Mariano was born in the Philippines and immigrated to the United States in the 1990s. At an early age he knew he would be serving in the military; it was one of his passions. It wasn’t until he joined the Hawaii Air National Guard that he discovered that radar was also one of his passions. Blending his language skills with dedication to country and enthusiasm for his craft make him an effective mentor.

“I really like working on radars and it’s a very important piece to air defense. I really love that I’m able to share some knowledge and some of the lessons I’ve learned in radar maintenance,” Mariano said. “When I left the Philippines to come to the U.S. I never imagined though, that I would be returning as a U.S. Airman to work with some of my former countrymen.”

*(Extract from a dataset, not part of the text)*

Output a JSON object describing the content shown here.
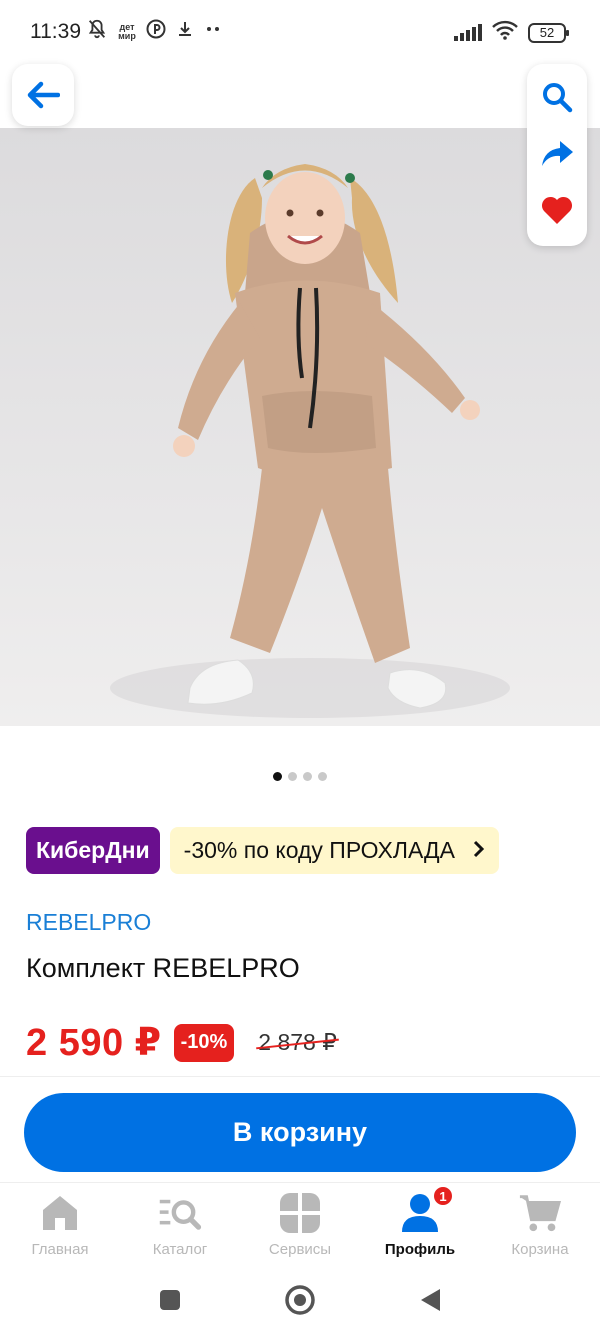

This year’s iteration marks seven years since the HIANG has conducted air defense SMEEs with the PAF. Mariano has been there from the start, having been selected as one of the original members of the team. According to team leader Lt. Col. Colin Yoshimitsu, Mariano’s contributions are integral to the group.

“Gino has been an important part of this team from the beginning of the program,” said Yoshimitsu, a mission crew commander with the 169th Air Defense Squadron. “Yes there is the bilingual language skills, but Gino has a unique ability to connect with people. He has that ‘aloha spirit’ that puts the PAF at ease and makes it very conducive to learning. I think the PAF have come to embrace Gino as a friend, not just some radar maintenance guy from the U.S.”

“I’ve been doing this for a while now,” Mariano said “I enjoy coming back every year and seeing some of the same airmen I met in the beginning. We’ve become friends to each other.”

Back in the dimly lit conference room in Clark, Mariano has a side-bar conversation with one of the PAF airmen.

“I told him, that your job and how well you do your job has a direct effect on the air defense of your country,” said Mariano. “I think he got it.”